The church gives full meaning to the rest of the buildings that surround it.
It is the rallying point of the monastic community who come to pray together there at certain moments of the day. In the morning, there are Lauds, the first prayer of the day; at noon, the Eucharist gathers Christians around the Word of God and the Body and Blood of Christ; in the evening Vespers, and at night the Vigils or Compline office ends the day of prayer for the community.
The liturgy of the hours, the office, is celebrated in two different places : the crypt during the week in the winter; the church on Sundays, Solemnities, and in the summer. The church welcomes all the people who come, pilgrims, tourists, believers, non-believers. It is a place where people are able to take time for prayer, on their own or with the monks, a place to think, a place to feel themselves at peace. The church is a sanctuary of pilgrimage to St Benedict.
That is why all the people who come are asked to respect not only God, but also anyone who wants to collect his thoughts and to pray.
A neo-gothic design (1880-1900)

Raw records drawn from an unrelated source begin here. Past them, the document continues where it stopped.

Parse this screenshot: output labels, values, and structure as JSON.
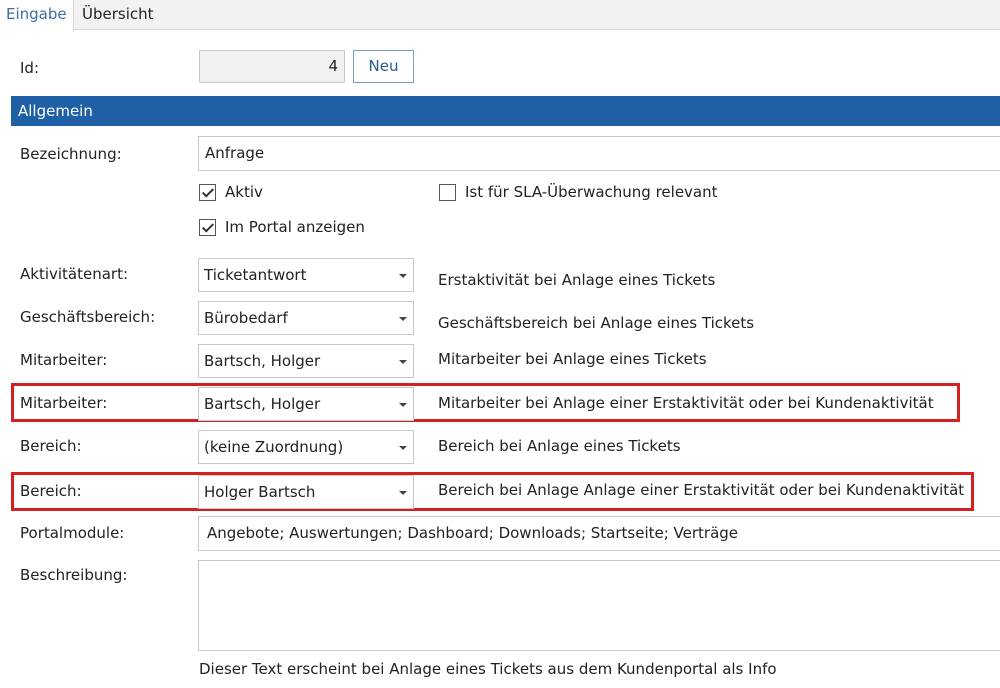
{
  "tabs": [
    {
      "label": "Eingabe",
      "active": true
    },
    {
      "label": "Übersicht",
      "active": false
    }
  ],
  "id_row": {
    "label": "Id:",
    "value": "4",
    "new_button": "Neu"
  },
  "section_title": "Allgemein",
  "bezeichnung": {
    "label": "Bezeichnung:",
    "value": "Anfrage"
  },
  "checkboxes": {
    "aktiv": {
      "label": "Aktiv",
      "checked": true
    },
    "sla": {
      "label": "Ist für SLA-Überwachung relevant",
      "checked": false
    },
    "portal": {
      "label": "Im Portal anzeigen",
      "checked": true
    }
  },
  "rows": [
    {
      "label": "Aktivitätenart:",
      "value": "Ticketantwort",
      "note": "Erstaktivität bei Anlage eines Tickets",
      "highlighted": false
    },
    {
      "label": "Geschäftsbereich:",
      "value": "Bürobedarf",
      "note": "Geschäftsbereich bei Anlage eines Tickets",
      "highlighted": false
    },
    {
      "label": "Mitarbeiter:",
      "value": "Bartsch, Holger",
      "note": "Mitarbeiter bei Anlage eines Tickets",
      "highlighted": false
    },
    {
      "label": "Mitarbeiter:",
      "value": "Bartsch, Holger",
      "note": "Mitarbeiter bei Anlage einer Erstaktivität oder bei Kundenaktivität",
      "highlighted": true
    },
    {
      "label": "Bereich:",
      "value": "(keine Zuordnung)",
      "note": "Bereich bei Anlage eines Tickets",
      "highlighted": false
    },
    {
      "label": "Bereich:",
      "value": "Holger Bartsch",
      "note": "Bereich bei Anlage Anlage einer Erstaktivität oder bei Kundenaktivität",
      "highlighted": true
    }
  ],
  "portalmodule": {
    "label": "Portalmodule:",
    "value": "Angebote; Auswertungen; Dashboard; Downloads; Startseite; Verträge"
  },
  "beschreibung": {
    "label": "Beschreibung:",
    "value": "",
    "hint": "Dieser Text erscheint bei Anlage eines Tickets aus dem Kundenportal als Info"
  },
  "colors": {
    "accent": "#1f5fa6",
    "highlight": "#d42020",
    "tab_active": "#3a6ea5"
  }
}
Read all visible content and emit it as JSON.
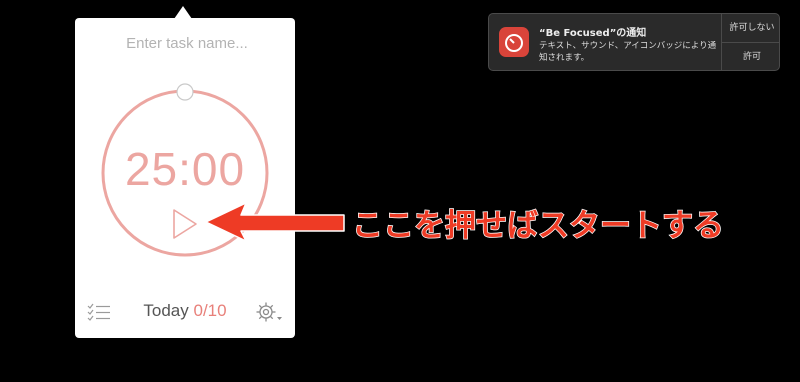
{
  "popover": {
    "task_placeholder": "Enter task name...",
    "timer": "25:00",
    "today_label": "Today",
    "today_count": "0/10"
  },
  "annotation": {
    "text": "ここを押せばスタートする"
  },
  "notification": {
    "title": "“Be Focused”の通知",
    "body": "テキスト、サウンド、アイコンバッジにより通知されます。",
    "deny_label": "許可しない",
    "allow_label": "許可"
  },
  "colors": {
    "accent": "#eca6a1",
    "arrow": "#ee3b25",
    "notification_bg": "#2a2a2a"
  },
  "icons": [
    "play-icon",
    "list-icon",
    "gear-icon",
    "app-icon"
  ]
}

What the visitor sees today is not what was planned and created a century ago by the architect and the designers. The colour is missing because the neo-gothic style was basically polychrome. This style wanted to have a strong effect on the imagination of the faithful, in order to lead them outside time into the world of God and the Saints, in an ideal beauty extending everywhere. All arts were required to collaborate with creating this brilliant, flamboyant and shining design.
Around 1955-1958, a basic modification was made to the church. The new pastoral recommended a more active participation of the congregation in the liturgy. The high altar was brought back from the far end of the choir to the transept crossing, on a predella which dominated the nave. At the same time, St Benedict’s Chapel, which was at first in the northern transept (left), was transferred next to the main entrance, in the southern tower. In accordance with the post Vatican II Liturgy, and in a spirit of simplicity and sobriety, the neo-gothic ornamentation was removed, except for the stained glass windows. So now the Abbey Church of Maredsous seems to be a compromise between a neo-gothic building and an attempt to adapt this building to a new aesthetic and a new liturgy.
The church today
The Abbey Church remains one of the most beautiful examples of neo-gothic architecture, sober and severe. A long nave, with eight bays, is divided into two equal parts by a wide transept. From the entrance to this transept is the nave of the congregation. Beyond the transept, and raised up, is the monks' choir. In elevation, two levels of arcades topped by a white wall (but previously covered by frescos), upper tierce-point windows. In the façade, three thin lancets give light. At the end of the choir, and in the two arms of the transept, there are three lancets, with a rose window above. The whole recalls the choir and the transept of the cathedral of Laon (12th c.). In the side chapels are triple windows. The wooden vaults of the central nave, of the two arms of the transept, and of the choir, are broken barrel vault. They imitate a dark blue sky with stars, decorated with angels in the choir. The side-aisle vaults are ribbed.
The stained glass windows
The stained glass windows of the choir, the transept and the façade were designed by the monks and Béthune. The ones in the side chapels represent the patron saints of various donors. In the choir chevet, the rose window represents the angels’ choirs with, in the middle, the dove of the Holy Spirit received, on the day of Pentecost, by the twelve apostles glorified as carriers of the Gospel all over the world. In the northern transept, Christ is honoured in the Blessed Sacrament. The triplets and the rose window resume themes linked to the Eucharist. In the southern transept, the Virgin is exalted in the devotion of the Rosary, commemorating the Mysteries of our Lady. In front, are founders of the main religious orders.
Dom Marmion’s burial-place
In the second side chapel on the left, you can find the tombstone of Dom Marmion, third Abbot of Maredsous (1909-1923). He was beatified by the pope John-Paul II on 3rd September 2000 in Rome.